This is historical material, "frozen in time." The web site is no longer updated and links to external web sites and some internal pages will not work.

Findings and conditions for the TMT to proceed

Posted on Aug 29, 2019 in Capitol Connection, Featured
A rendering of the Thirty Meter Telescope project.

A rendering of the Thirty Meter Telescope project.

From its initial site selection in 2009 to the notice to proceed in July 2019, the Thirty Meter Telescope (TMT) on Mauna Kea has undergone unprecedented legal and community scrutiny. The process involved numerous public hearings, court appeals, and, finally, a 2018 Hawai‘i Supreme Court ruling that upheld a Conservation District Use Permit approved by the Board of Land and Natural Resources (BLNR).

After listening to stakeholders on all sides, TMT hearings officer and former Judge Riki May Amano issued a 305-page report in 2017 that included more than 40 conditions covering management, environmental, cultural, workforce and education concerns.  These ranged from a “zero waste management” policy to mandatory cultural and natural resources training for employees and local STEM education funds, job training and hiring. Here is a summary of some of the report’s findings from BLNR:
Environmental protection – The TMT will not pollute groundwater, will not damage any historic sites, will not harm rare plants or animals, will not release toxic materials, and will not otherwise harm the environment.
Cultural protection -The TMT site was not used for traditional and customary native Hawaiian practices conducted elsewhere on Mauna Kea, such as depositing piko, pilgrimages, or burials. The site is not on the summit ridge but rather 500 feet lower.
Ceremonial practices – The TMT will not interfere with ceremonies or other spiritual practices. It cannot be seen from the actual summit and will not block views from the summit ridge of the rising sun, setting sun, or Haleakalā.
Support for both Hawaiian culture and science – While some witnesses wanted more protection for Mauna Kea, others, including some Native Hawaiians, see TMT as a project that honors the mountain rather than injures it. They believe respect for Mauna Kea can be reconciled with modern astronomy.
Support for education, conservation – TMT will contribute $1 million a year for STEM education and has a sublease agreement committing $300,000/yr. at first, increasing to $1 million/yr. for Mauna Kea conservation.
Support for the local community and respect for cultural practices – Astronomy directly supports about 1,000 jobs in Hawai’i. TMT will employ about 140 people. The conditions in the report are meant to ensure that the project lives up to its environmental commitments, that the educational fund will help the underserved members of the community, that TMT will train and hire local workers, and that the Native Hawaiian cultural presence at Hale Pohaku will be enhanced.

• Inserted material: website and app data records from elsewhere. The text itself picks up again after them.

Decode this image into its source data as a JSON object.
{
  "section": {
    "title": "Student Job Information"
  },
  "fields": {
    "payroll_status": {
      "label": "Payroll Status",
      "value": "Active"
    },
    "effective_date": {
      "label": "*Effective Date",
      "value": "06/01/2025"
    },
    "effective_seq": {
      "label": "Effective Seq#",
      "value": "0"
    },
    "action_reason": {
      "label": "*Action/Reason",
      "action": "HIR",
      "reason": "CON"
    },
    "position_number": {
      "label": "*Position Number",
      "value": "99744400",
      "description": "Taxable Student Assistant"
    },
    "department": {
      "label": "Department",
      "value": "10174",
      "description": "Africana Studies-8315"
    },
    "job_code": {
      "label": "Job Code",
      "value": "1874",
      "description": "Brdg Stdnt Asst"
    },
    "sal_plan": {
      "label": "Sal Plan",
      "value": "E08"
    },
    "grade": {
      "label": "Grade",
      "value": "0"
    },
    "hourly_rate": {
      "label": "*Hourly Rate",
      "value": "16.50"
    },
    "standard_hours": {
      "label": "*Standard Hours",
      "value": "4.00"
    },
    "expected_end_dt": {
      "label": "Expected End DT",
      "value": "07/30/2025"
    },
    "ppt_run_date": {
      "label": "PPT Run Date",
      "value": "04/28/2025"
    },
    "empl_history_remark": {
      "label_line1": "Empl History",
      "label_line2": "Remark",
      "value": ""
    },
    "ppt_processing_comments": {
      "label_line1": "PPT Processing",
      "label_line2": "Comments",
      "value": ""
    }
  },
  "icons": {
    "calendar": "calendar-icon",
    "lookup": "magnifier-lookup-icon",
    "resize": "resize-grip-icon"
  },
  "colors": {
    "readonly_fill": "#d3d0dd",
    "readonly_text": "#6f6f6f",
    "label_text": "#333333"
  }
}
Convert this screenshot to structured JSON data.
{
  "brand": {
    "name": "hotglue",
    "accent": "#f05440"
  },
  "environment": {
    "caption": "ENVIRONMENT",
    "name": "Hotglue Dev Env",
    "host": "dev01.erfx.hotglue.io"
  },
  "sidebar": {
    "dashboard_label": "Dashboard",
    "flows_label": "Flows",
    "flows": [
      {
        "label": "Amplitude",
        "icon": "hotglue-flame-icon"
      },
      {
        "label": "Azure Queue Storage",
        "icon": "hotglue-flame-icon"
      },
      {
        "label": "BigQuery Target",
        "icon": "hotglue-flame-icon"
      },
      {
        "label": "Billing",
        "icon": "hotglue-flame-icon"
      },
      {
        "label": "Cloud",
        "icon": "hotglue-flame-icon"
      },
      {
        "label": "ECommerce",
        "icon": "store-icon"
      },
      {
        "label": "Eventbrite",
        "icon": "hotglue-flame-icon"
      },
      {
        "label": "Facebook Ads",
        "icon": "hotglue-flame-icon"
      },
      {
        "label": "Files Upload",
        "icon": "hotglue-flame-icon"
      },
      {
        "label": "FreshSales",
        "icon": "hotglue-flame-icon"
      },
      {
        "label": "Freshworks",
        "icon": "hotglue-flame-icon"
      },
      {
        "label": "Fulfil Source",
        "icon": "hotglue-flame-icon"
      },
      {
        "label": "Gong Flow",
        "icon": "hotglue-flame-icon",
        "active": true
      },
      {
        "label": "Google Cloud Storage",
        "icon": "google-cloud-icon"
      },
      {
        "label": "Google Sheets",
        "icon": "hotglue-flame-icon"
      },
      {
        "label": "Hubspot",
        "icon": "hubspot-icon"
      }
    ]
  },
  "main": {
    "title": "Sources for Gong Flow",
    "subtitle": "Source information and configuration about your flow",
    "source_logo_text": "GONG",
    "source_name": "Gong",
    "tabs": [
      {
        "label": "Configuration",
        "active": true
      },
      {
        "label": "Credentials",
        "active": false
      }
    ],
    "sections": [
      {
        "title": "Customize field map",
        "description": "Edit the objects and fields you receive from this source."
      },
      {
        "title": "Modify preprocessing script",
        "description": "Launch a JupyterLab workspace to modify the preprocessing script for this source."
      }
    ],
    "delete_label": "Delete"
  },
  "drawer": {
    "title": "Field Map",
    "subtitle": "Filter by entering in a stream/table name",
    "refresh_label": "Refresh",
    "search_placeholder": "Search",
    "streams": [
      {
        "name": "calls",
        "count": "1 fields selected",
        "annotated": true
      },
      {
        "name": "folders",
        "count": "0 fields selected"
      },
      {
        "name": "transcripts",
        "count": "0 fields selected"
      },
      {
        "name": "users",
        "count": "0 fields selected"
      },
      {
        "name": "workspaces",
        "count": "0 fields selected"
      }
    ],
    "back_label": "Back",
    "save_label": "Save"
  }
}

Read more in the September Capitol Connection newsletter

Subscribe to the Capitol Connection newsletter